[PROVIDED MATERIAL Boundary: Start]
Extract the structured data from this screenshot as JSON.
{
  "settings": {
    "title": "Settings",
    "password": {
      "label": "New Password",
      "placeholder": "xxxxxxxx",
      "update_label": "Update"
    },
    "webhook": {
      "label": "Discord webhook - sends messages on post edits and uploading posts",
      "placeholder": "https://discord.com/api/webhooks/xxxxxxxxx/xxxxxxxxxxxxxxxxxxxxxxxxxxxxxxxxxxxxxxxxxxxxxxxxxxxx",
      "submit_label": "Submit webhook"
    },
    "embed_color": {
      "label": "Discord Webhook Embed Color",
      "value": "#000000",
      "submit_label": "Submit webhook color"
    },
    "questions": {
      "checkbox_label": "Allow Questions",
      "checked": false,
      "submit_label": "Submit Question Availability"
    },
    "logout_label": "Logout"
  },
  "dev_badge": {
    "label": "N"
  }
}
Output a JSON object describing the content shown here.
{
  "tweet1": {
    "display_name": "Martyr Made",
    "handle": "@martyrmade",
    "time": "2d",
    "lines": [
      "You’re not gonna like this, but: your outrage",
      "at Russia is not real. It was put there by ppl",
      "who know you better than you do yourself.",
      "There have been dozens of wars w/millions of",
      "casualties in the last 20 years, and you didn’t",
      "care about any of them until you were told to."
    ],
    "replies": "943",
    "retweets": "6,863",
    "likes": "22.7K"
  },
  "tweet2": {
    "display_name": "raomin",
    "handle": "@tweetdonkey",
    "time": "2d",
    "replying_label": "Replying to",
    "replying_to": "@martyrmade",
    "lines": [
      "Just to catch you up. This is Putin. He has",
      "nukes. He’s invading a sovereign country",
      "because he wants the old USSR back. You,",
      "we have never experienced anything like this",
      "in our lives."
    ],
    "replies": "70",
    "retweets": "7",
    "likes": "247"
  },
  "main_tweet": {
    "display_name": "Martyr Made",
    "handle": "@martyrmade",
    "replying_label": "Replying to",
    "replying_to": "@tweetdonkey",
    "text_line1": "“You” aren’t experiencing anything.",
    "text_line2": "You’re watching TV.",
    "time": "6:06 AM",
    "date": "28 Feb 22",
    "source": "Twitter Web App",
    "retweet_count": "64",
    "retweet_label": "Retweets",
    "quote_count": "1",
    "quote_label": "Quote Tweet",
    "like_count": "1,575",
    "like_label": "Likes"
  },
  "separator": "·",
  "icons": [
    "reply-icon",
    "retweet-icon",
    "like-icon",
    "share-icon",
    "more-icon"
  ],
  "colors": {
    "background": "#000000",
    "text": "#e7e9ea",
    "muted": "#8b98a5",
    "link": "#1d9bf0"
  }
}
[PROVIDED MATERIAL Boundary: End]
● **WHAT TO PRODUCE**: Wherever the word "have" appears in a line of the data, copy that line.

● **ANSWER TO THIS EXERCISE**:
      "There have been dozens of wars w/millions of",
      "we have never experienced anything like this",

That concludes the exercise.